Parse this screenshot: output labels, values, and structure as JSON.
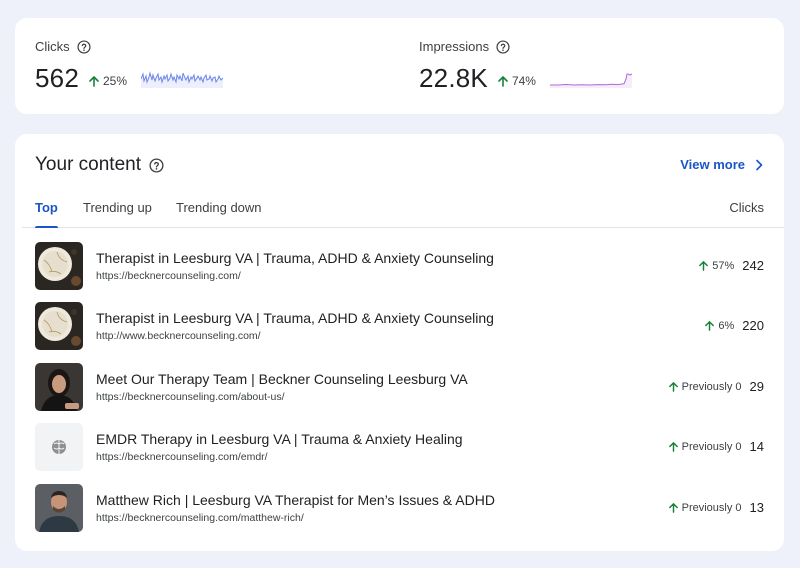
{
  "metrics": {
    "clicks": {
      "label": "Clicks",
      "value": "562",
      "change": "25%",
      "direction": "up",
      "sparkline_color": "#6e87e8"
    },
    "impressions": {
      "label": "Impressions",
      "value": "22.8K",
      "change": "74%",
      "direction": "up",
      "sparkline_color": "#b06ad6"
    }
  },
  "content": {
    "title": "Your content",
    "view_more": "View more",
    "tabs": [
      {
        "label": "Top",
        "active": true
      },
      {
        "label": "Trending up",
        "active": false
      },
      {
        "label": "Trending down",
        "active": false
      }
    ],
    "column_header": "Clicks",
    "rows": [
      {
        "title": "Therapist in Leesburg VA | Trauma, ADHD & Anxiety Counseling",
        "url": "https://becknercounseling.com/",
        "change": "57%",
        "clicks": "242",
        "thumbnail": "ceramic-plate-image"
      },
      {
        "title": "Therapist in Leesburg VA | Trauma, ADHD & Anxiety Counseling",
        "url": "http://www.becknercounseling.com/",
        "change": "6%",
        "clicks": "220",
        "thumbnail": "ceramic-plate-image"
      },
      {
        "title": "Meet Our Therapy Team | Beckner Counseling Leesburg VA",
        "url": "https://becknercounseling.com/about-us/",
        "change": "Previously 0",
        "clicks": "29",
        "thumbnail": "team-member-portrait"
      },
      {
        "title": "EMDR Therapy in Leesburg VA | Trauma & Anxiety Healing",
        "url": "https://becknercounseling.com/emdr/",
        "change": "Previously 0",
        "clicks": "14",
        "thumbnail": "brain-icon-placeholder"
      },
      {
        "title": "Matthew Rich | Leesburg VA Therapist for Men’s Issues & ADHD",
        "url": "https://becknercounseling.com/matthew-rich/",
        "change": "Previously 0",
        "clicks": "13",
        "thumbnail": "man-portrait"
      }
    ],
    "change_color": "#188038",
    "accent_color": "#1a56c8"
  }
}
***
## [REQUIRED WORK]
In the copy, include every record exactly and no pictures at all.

## [YOUR SOLUTION]
Parse this screenshot: output labels, values, and structure as JSON.
{
  "metrics": {
    "clicks": {
      "label": "Clicks",
      "value": "562",
      "change": "25%",
      "direction": "up",
      "sparkline_color": "#6e87e8"
    },
    "impressions": {
      "label": "Impressions",
      "value": "22.8K",
      "change": "74%",
      "direction": "up",
      "sparkline_color": "#b06ad6"
    }
  },
  "content": {
    "title": "Your content",
    "view_more": "View more",
    "tabs": [
      {
        "label": "Top",
        "active": true
      },
      {
        "label": "Trending up",
        "active": false
      },
      {
        "label": "Trending down",
        "active": false
      }
    ],
    "column_header": "Clicks",
    "rows": [
      {
        "title": "Therapist in Leesburg VA | Trauma, ADHD & Anxiety Counseling",
        "url": "https://becknercounseling.com/",
        "change": "57%",
        "clicks": "242",
        "thumbnail": "ceramic-plate-image"
      },
      {
        "title": "Therapist in Leesburg VA | Trauma, ADHD & Anxiety Counseling",
        "url": "http://www.becknercounseling.com/",
        "change": "6%",
        "clicks": "220",
        "thumbnail": "ceramic-plate-image"
      },
      {
        "title": "Meet Our Therapy Team | Beckner Counseling Leesburg VA",
        "url": "https://becknercounseling.com/about-us/",
        "change": "Previously 0",
        "clicks": "29",
        "thumbnail": "team-member-portrait"
      },
      {
        "title": "EMDR Therapy in Leesburg VA | Trauma & Anxiety Healing",
        "url": "https://becknercounseling.com/emdr/",
        "change": "Previously 0",
        "clicks": "14",
        "thumbnail": "brain-icon-placeholder"
      },
      {
        "title": "Matthew Rich | Leesburg VA Therapist for Men’s Issues & ADHD",
        "url": "https://becknercounseling.com/matthew-rich/",
        "change": "Previously 0",
        "clicks": "13",
        "thumbnail": "man-portrait"
      }
    ],
    "change_color": "#188038",
    "accent_color": "#1a56c8"
  }
}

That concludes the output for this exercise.